Published Date Written by Craig LyonsThere are two conflicting issues to consider with the idea of letting the Eastland Park Hotel build a ballroom on Congress Square: The need to support economic development and the need to preserve open space in Portland.
Both perspectives were voiced last night when the City Council's Housing and Community Development Subcommittee held a meeting with RockBridge Capital, the Eastland's developers, and members of the public to weigh in on the ballroom idea. RockBridge Capital wants to build a ballroom that would extend off the hotel and into the property that's now occupied by Congress Square Park along High Street.
Adam Valente, a senior vice president with RockBridge Capital, said as the plans for the renovation of the hotel are being finalized, the idea of creating a ballroom and function space came up.
"We've spent a lot of time, resources playing with this idea," he said.
A ballroom and function space is something that's missing in the downtown, said Valente, and it presents an opportunity to draw more people in and leverage local businesses.
Valente said the company wants to work with the city and residents to see if a ballroom addition to the hotel is an amenable idea.
"It's important to us it's a partnership," he said.
Alex Jaegerman, director of the city's planning division, said the square was built in 1981 as a part of the redevelopment in that area.
"We've struggled with Congress Square plaza ever since," he said. "It's in a tired state of affairs."
The city established a task force that would look at the possibilities for the park, according to Jaegerman, and when new owners took over the Eastland, they were brought into that conversation. It was during that process, he said, that the idea of a ballroom extension was first floated, and the task force felt that it could be possible as long as concessions are made to accommodate the public in that area.
"This is vital public space," said Jamie Parker, chairman of the city's parks commission. He said he's heard feedback both in favor of and against the project but one main theme is that whatever is done should be in the best interest of the public.
Jim Devine said while the plan is impressive, the loss of public space is his biggest concern. He said he doesn't like the idea of the space being converted into an exclusive space for high-income people and pushing the people Portland represents out of the way.
"I think the value of having public space where people can go and not have to pay to get it is very important," he said.
Pandora Lacasse said she's seen her neighborhood change drastically with new residential developments on Congress, High and Danforth streets and what's lacking is public space. She said a vibrant city has neighborhood open spaces where people can sit, talk and eat.
"Congress Square really can be that spot," she said.
Lacasse said she doesn't necessarily oppose the idea that the hotel has proposed but thinks it would simply cost the city too much public space.
Jan Beitzer, executive director of the Portland Downtown District who was speaking as a resident, said the key thing for the project is that public space is preserved in some fashion.
"It doesn't have to be there but it has to be accounted for," she said.
Congress Square has long been neglected and it's been a barrier to drawing functions and groups into the downtown, said Barbara Whitten, president and CEO of the Greater Portland Convention and Visitors Bureau. She said the GPCVB is embracing the ballroom development because it presents an opportunity that will generate business, increase revenue for the city and increase tourism.
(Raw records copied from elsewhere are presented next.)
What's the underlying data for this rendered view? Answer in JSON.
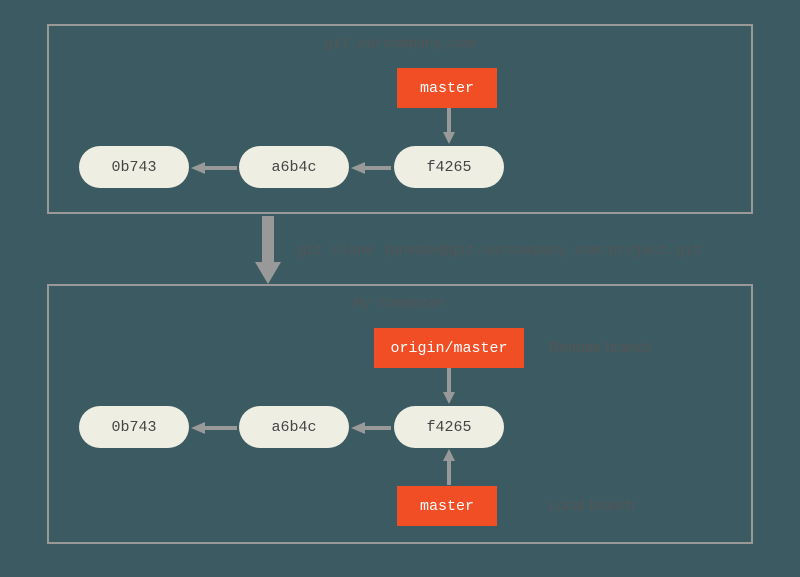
{
  "remote": {
    "title": "git.ourcompany.com",
    "commits": [
      "0b743",
      "a6b4c",
      "f4265"
    ],
    "branch": "master"
  },
  "cloneCommand": "git clone janedoe@git.ourcompany.com:project.git",
  "local": {
    "title": "My Computer",
    "commits": [
      "0b743",
      "a6b4c",
      "f4265"
    ],
    "originBranch": "origin/master",
    "originLabel": "Remote branch",
    "localBranch": "master",
    "localLabel": "Local branch"
  },
  "colors": {
    "background": "#3b5a62",
    "commit": "#efeee3",
    "branch": "#f14e26",
    "arrow": "#999999"
  }
}
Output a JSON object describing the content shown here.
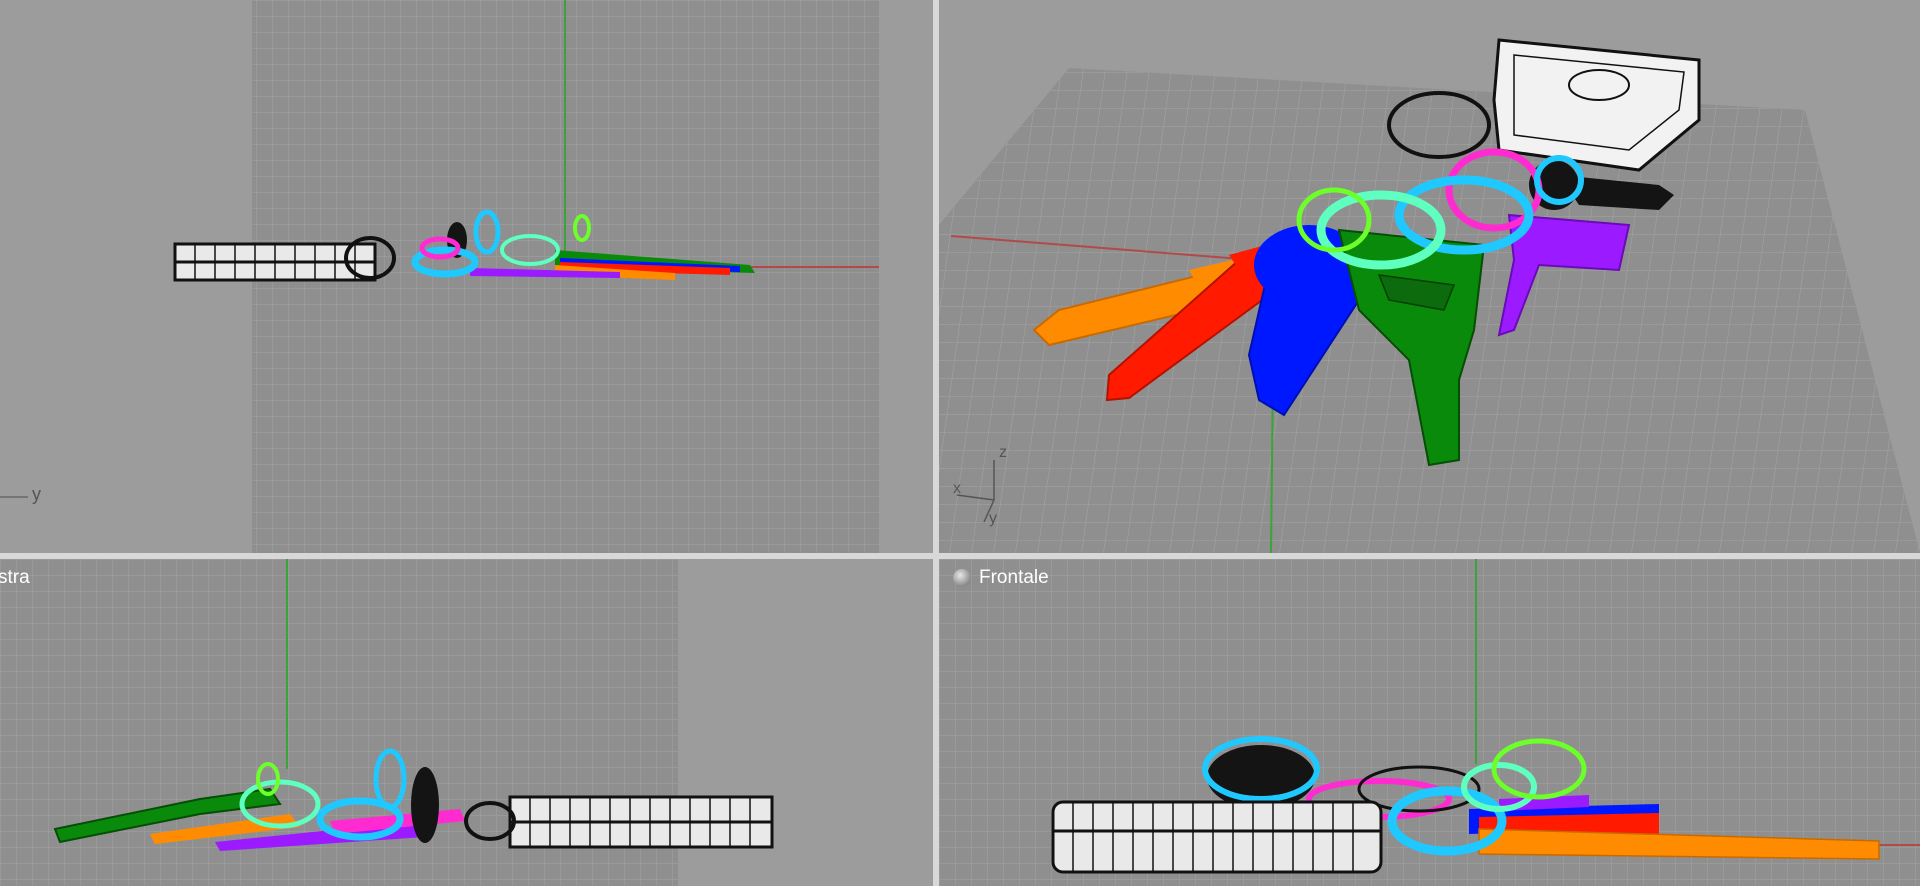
{
  "viewports": {
    "top_left": {
      "title": "",
      "axis_label": "y"
    },
    "top_right": {
      "title": "",
      "axis_x": "x",
      "axis_y": "y",
      "axis_z": "z"
    },
    "bottom_left": {
      "title": "stra"
    },
    "bottom_right": {
      "title": "Frontale"
    }
  },
  "colors": {
    "background": "#9c9c9c",
    "grid_area": "#8f8f8f",
    "axis_x": "#b34a4a",
    "axis_y": "#3aa33a",
    "key_orange": "#ff8c00",
    "key_red": "#ff1a00",
    "key_blue": "#0018ff",
    "key_green": "#0a8a0a",
    "key_purple": "#9b1aff",
    "ring_cyan": "#1fc8ff",
    "ring_magenta": "#ff2bd0",
    "ring_mint": "#5fffc0",
    "ring_lime": "#6cff2a",
    "fob_black": "#141414"
  }
}
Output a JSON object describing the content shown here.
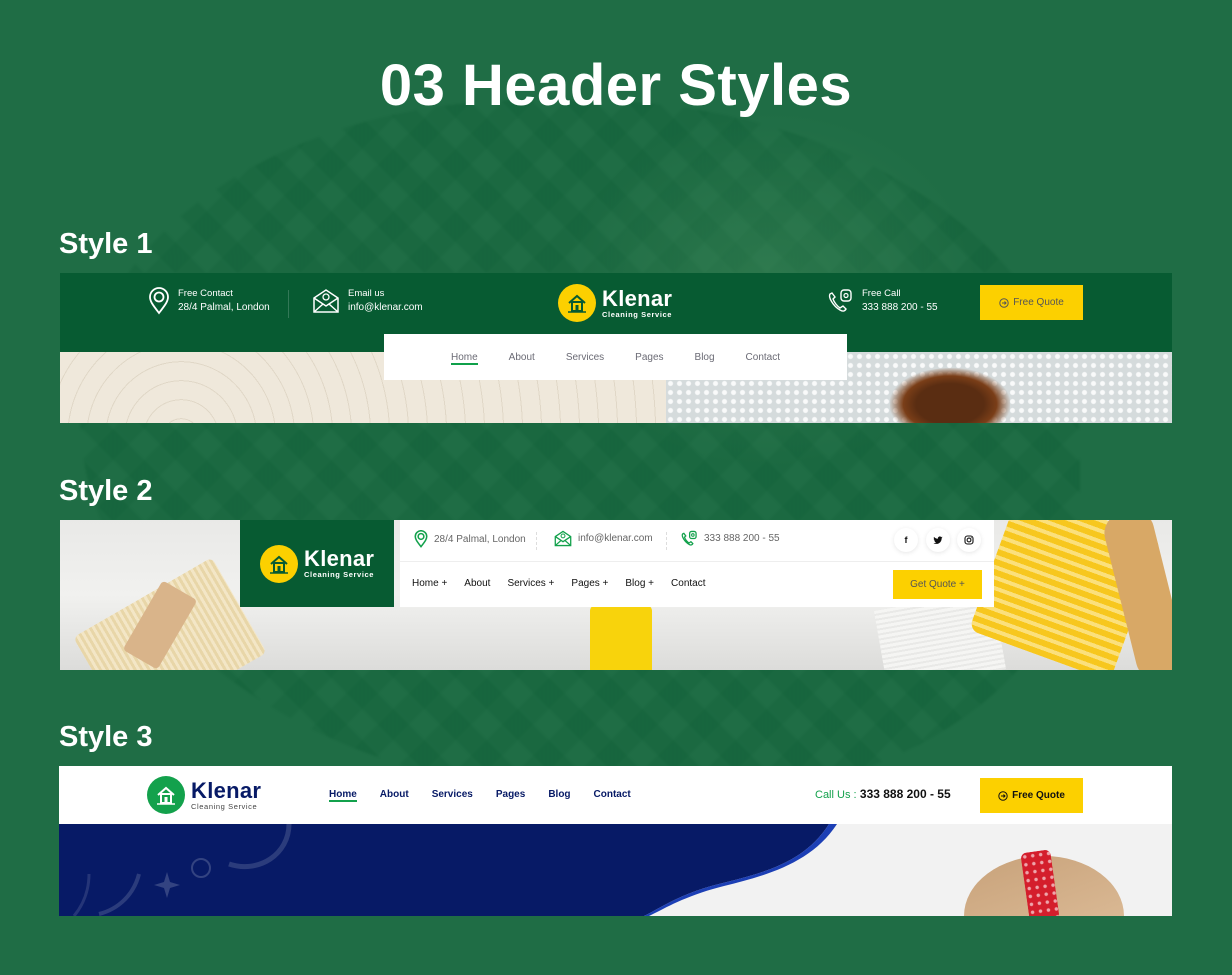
{
  "page": {
    "title": "03 Header Styles",
    "colors": {
      "background_green": "#1f6d45",
      "brand_green": "#075b32",
      "accent_yellow": "#fcd000",
      "accent_green": "#13a14c",
      "navy": "#071a66"
    }
  },
  "brand": {
    "name": "Klenar",
    "tagline": "Cleaning Service",
    "logo_icon": "house-icon"
  },
  "style1": {
    "label": "Style 1",
    "contact": {
      "icon": "map-pin-icon",
      "title": "Free Contact",
      "value": "28/4 Palmal, London"
    },
    "email": {
      "icon": "envelope-icon",
      "title": "Email us",
      "value": "info@klenar.com"
    },
    "call": {
      "icon": "phone-icon",
      "title": "Free Call",
      "value": "333 888 200 - 55"
    },
    "button": {
      "icon": "arrow-circle-right-icon",
      "label": "Free Quote"
    },
    "nav": [
      {
        "label": "Home",
        "active": true
      },
      {
        "label": "About",
        "active": false
      },
      {
        "label": "Services",
        "active": false
      },
      {
        "label": "Pages",
        "active": false
      },
      {
        "label": "Blog",
        "active": false
      },
      {
        "label": "Contact",
        "active": false
      }
    ]
  },
  "style2": {
    "label": "Style 2",
    "address": "28/4 Palmal, London",
    "email": "info@klenar.com",
    "phone": "333 888 200 - 55",
    "social": [
      {
        "name": "facebook-icon",
        "glyph": "f"
      },
      {
        "name": "twitter-icon",
        "glyph": "🐦"
      },
      {
        "name": "instagram-icon",
        "glyph": "◎"
      }
    ],
    "nav": [
      {
        "label": "Home +"
      },
      {
        "label": "About"
      },
      {
        "label": "Services +"
      },
      {
        "label": "Pages +"
      },
      {
        "label": "Blog +"
      },
      {
        "label": "Contact"
      }
    ],
    "button": {
      "label": "Get Quote +"
    }
  },
  "style3": {
    "label": "Style 3",
    "nav": [
      {
        "label": "Home",
        "active": true
      },
      {
        "label": "About",
        "active": false
      },
      {
        "label": "Services",
        "active": false
      },
      {
        "label": "Pages",
        "active": false
      },
      {
        "label": "Blog",
        "active": false
      },
      {
        "label": "Contact",
        "active": false
      }
    ],
    "call_label": "Call Us :",
    "call_number": "333 888 200 - 55",
    "button": {
      "icon": "arrow-circle-right-icon",
      "label": "Free Quote"
    }
  }
}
"This is an amazing opportunity for us," she said.
Doug Fuss, president of the Portland Downtown District's board of directors, said that kind of an addition at the hotel would complement the increasing activity in the Arts District.
"The hotel needs this," he said. "We have to do as much as we possibly can to make them successful."
"The city needs this," he added. "It needs this because for over 20 years trying to do something with Congress Square and we've failed to do anything."
Lin Lisberger said economic development isn't just about commerce but also about having open space so people have a place they can use.
"If we have to come up with a compromise it can't be one that compromises the use of public space in Congress Square," she said.